To verify empirically whether I got this right, find a bunch of published Zone Ratings that you trust, and see if they work out to about 42 percent of what you'd expect if the entire excess BAbip was allocated to fielding. (I say 42 percent because I assume zone ratings correct for park.)
(Actually, I ran across about five years of data, and tried it, and it came out to 39 percent rather than 42 percent. Maybe I'm a bit off, or it's just random variation, or I'm way off and there's lots of variation.)
So what we've found so far:
-- Luck in BAbip belongs 25% to fielders, 75% to pitchers;
-- For a team-season, excess performance in observed BAbip belongs 42% to fielders, 48% to pitchers, and 10% to park.
That 42 percent figure is for a team-season only. For an individual pitcher, it's different.
Here's the breakdown for an individual pitcher who allows 700 BIP for the season.
7.6 pitching talent
OK, now let's break up the luck portion again:
7.6 fielding luck
7.6 pitching talent
15.5 pitching luck
17.3 observed pitching
Converting to percentages, and rounding from 31/69:
73% observed pitching
76% observed pitching
So it's quite different for an individual pitcher than for a team season, because luck and talent break down differently between pitchers and fielders.
The conclusion: if you know nothing specific about the pitcher, his fielders, his park, or his team, your best guess is that 25 percent of his BAbip (compared to average) came from how well his fielders made plays, and 75 percent of his BAbip comes from what kind of balls in play he gave up.

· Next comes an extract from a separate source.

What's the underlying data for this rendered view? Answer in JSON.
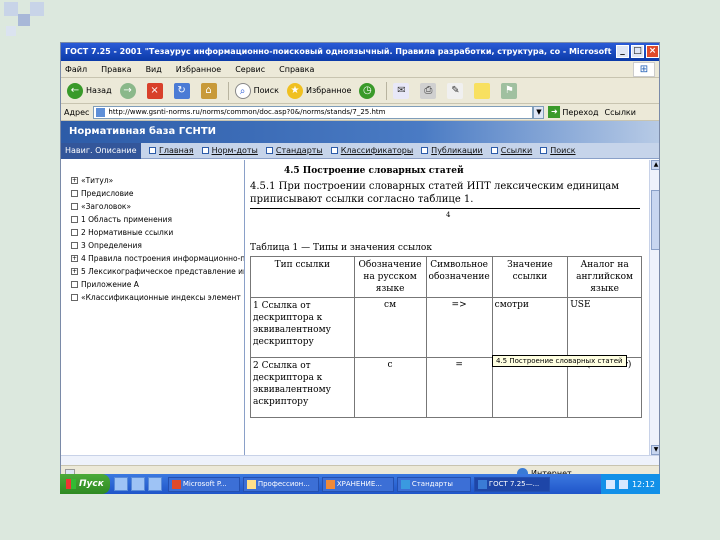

Here's the two-sentence summary. On average,
Next: Part II, where I try applying this to pitcher evaluation, such as WAR.